__What to work on__. Report the lines of the data below that contain the string "content".

Data records for software interfaces:
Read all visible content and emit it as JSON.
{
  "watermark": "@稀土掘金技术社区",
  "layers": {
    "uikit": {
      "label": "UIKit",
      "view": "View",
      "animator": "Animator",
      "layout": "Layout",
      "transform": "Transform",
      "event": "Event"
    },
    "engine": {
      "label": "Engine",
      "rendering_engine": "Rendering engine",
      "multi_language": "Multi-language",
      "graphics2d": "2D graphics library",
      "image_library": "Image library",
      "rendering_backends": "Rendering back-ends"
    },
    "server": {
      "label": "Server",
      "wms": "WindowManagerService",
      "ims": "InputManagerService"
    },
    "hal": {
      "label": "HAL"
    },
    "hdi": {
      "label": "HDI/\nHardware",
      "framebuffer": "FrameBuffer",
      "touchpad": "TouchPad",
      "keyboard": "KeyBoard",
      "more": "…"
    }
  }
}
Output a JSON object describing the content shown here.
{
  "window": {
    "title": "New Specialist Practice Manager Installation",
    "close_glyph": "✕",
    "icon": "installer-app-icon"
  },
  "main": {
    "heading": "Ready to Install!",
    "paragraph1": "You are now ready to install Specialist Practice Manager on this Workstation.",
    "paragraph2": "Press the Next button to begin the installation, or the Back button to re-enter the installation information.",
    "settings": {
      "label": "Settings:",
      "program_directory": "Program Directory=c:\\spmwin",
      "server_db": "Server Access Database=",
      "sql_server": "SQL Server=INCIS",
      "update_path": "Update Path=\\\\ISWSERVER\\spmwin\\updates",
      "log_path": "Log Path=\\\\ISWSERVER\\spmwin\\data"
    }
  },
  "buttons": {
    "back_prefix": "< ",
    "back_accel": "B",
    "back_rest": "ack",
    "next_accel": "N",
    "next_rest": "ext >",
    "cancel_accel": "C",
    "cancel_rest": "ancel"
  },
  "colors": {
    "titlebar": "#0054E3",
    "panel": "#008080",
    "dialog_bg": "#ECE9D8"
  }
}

__Final answer__.
Read all visible content and emit it as JSON.
Output a JSON object describing the content shown here.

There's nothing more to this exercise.